Permanent Research Commons link: http://hdl.handle.net/10289/3782
Chinese privet (Ligustrum sinense) has naturalised across the Waikato region invading lowland native forest and wetland habitat. This shrub has the ability to form a dense canopy or subcanopy and appears to exclude other native species from establishing in the understorey. Chinese privet seedlings were found in abundance underneath privet canopy, where they grow slower than when invading a new site yet are able to succeed adult plants and continually occupy a site. Chinese privet seedlings establish readily under intact native canopy but are more prolific in disturbed high light environments. Fruit is produced in abundance and is dispersed by birds particularly beneath perch sites, which limits seed dispersal over open ground. Chinese privet seedlings appear to be palatable to stock, but rapidly out-compete and dominate regenerating native species when grazing pressure is removed. A short-lived seedbank, six months to one year viability, suggests that the removal of adult plants will quickly reduce the number of seedlings establishing.
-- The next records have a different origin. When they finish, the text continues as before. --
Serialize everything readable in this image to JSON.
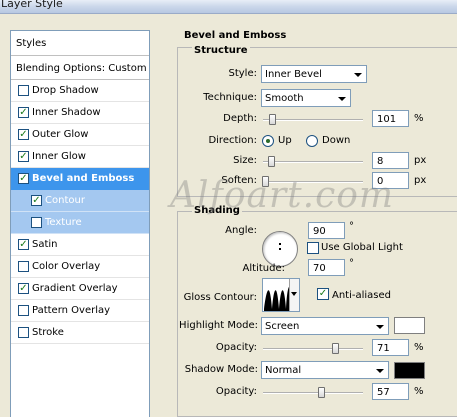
{
  "window": {
    "title": "Layer Style"
  },
  "sidebar": {
    "styles_label": "Styles",
    "blending_label": "Blending Options: Custom",
    "items": [
      {
        "label": "Drop Shadow",
        "checked": false
      },
      {
        "label": "Inner Shadow",
        "checked": true
      },
      {
        "label": "Outer Glow",
        "checked": true
      },
      {
        "label": "Inner Glow",
        "checked": true
      },
      {
        "label": "Bevel and Emboss",
        "checked": true,
        "selected": true
      },
      {
        "label": "Contour",
        "checked": true,
        "sub": true
      },
      {
        "label": "Texture",
        "checked": false,
        "sub": true
      },
      {
        "label": "Satin",
        "checked": true
      },
      {
        "label": "Color Overlay",
        "checked": false
      },
      {
        "label": "Gradient Overlay",
        "checked": true
      },
      {
        "label": "Pattern Overlay",
        "checked": false
      },
      {
        "label": "Stroke",
        "checked": false
      }
    ]
  },
  "panel": {
    "title": "Bevel and Emboss",
    "structure": {
      "title": "Structure",
      "style_label": "Style:",
      "style_value": "Inner Bevel",
      "technique_label": "Technique:",
      "technique_value": "Smooth",
      "depth_label": "Depth:",
      "depth_value": "101",
      "depth_unit": "%",
      "direction_label": "Direction:",
      "direction_up": "Up",
      "direction_down": "Down",
      "size_label": "Size:",
      "size_value": "8",
      "size_unit": "px",
      "soften_label": "Soften:",
      "soften_value": "0",
      "soften_unit": "px"
    },
    "shading": {
      "title": "Shading",
      "angle_label": "Angle:",
      "angle_value": "90",
      "angle_unit": "°",
      "global_light_label": "Use Global Light",
      "altitude_label": "Altitude:",
      "altitude_value": "70",
      "altitude_unit": "°",
      "gloss_label": "Gloss Contour:",
      "anti_aliased_label": "Anti-aliased",
      "highlight_label": "Highlight Mode:",
      "highlight_value": "Screen",
      "highlight_color": "#ffffff",
      "highlight_opacity_label": "Opacity:",
      "highlight_opacity_value": "71",
      "highlight_opacity_unit": "%",
      "shadow_label": "Shadow Mode:",
      "shadow_value": "Normal",
      "shadow_color": "#000000",
      "shadow_opacity_label": "Opacity:",
      "shadow_opacity_value": "57",
      "shadow_opacity_unit": "%"
    }
  },
  "watermark": "Alfoart.com"
}
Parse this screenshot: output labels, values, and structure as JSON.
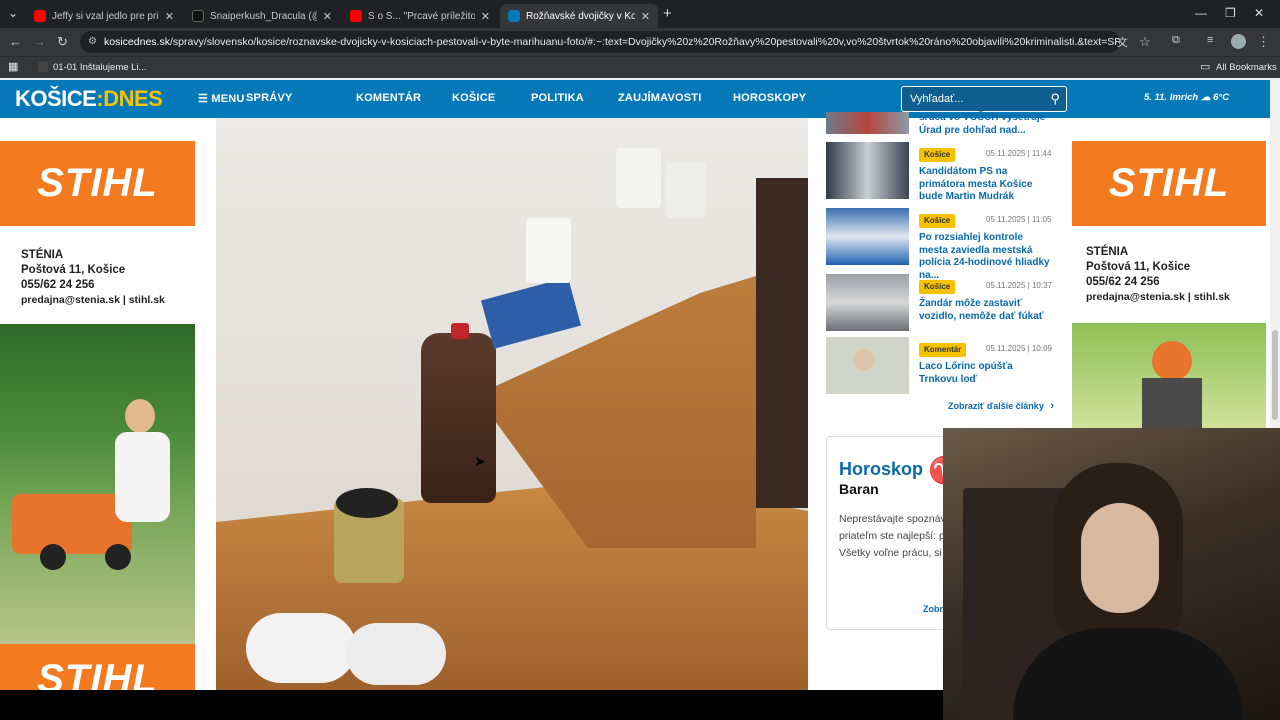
{
  "browser": {
    "tabs": [
      {
        "title": "Jeffy si vzal jedlo pre priateľku",
        "favicon_color": "#ff0000"
      },
      {
        "title": "Snaiperkush_Dracula (@snaiper",
        "favicon_color": "#111111"
      },
      {
        "title": "S o S... \"Prcavé príležitosti\" - Yo",
        "favicon_color": "#ff0000"
      },
      {
        "title": "Rožňavské dvojičky v Košiciach",
        "favicon_color": "#0879b8"
      }
    ],
    "new_tab": "+",
    "url_host": "kosicednes.sk",
    "url_path": "/spravy/slovensko/kosice/roznavske-dvojicky-v-kosiciach-pestovali-v-byte-marihuanu-foto/#:~:text=Dvojičky%20z%20Rožňavy%20pestovali%20v,vo%20štvrtok%20ráno%20objavili%20kriminalisti.&text=SR%20-%20Košický%20kra...",
    "bookmark": "01-01 Inštalujeme Li...",
    "all_bookmarks": "All Bookmarks"
  },
  "site": {
    "logo_left": "KOŠICE",
    "logo_sep": ":",
    "logo_right": "DNES",
    "menu": "MENU",
    "nav": [
      "SPRÁVY",
      "KOMENTÁR",
      "KOŠICE",
      "POLITIKA",
      "ZAUJÍMAVOSTI",
      "HOROSKOPY"
    ],
    "search_placeholder": "Vyhľadať...",
    "date_name": "5. 11. Imrich",
    "weather": "6°C"
  },
  "ads": {
    "brand": "STIHL",
    "left": {
      "company": "STÉNIA",
      "address": "Poštová 11, Košice",
      "phone": "055/62 24 256",
      "contact": "predajna@stenia.sk | stihl.sk"
    },
    "right": {
      "company": "STÉNIA",
      "address": "Poštová 11, Košice",
      "phone": "055/62 24 256",
      "contact": "predajna@stenia.sk | stihl.sk"
    }
  },
  "articles": [
    {
      "title": "srdca vo VOŠCH vyšetruje Úrad pre dohľad nad...",
      "tag": "",
      "date": ""
    },
    {
      "title": "Kandidátom PS na primátora mesta Košice bude Martin Mudrák",
      "tag": "Košice",
      "date": "05.11.2025 | 11:44"
    },
    {
      "title": "Po rozsiahlej kontrole mesta zaviedla mestská polícia 24-hodinové hliadky na...",
      "tag": "Košice",
      "date": "05.11.2025 | 11:05"
    },
    {
      "title": "Žandár môže zastaviť vozidlo, nemôže dať fúkať",
      "tag": "Košice",
      "date": "05.11.2025 | 10:37"
    },
    {
      "title": "Laco Lőrinc opúšťa Trnkovu loď",
      "tag": "Komentár",
      "date": "05.11.2025 | 10:09"
    }
  ],
  "more_articles": "Zobraziť ďalšie články",
  "horoscope": {
    "title": "Horoskop",
    "symbol": "♈",
    "sign": "Baran",
    "text": "Neprestávajte spoznáv stretávať sa s priateľm ste najlepší: plánujte, s kreatívny. Všetky voľne prácu, si naplno užite.",
    "link": "Zobra"
  }
}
This invasive shrub is a serious weed in south-eastern USA where it is well established and would appear to have similar potential in New Zealand to form vast, dense thickets with very low floristic diversity.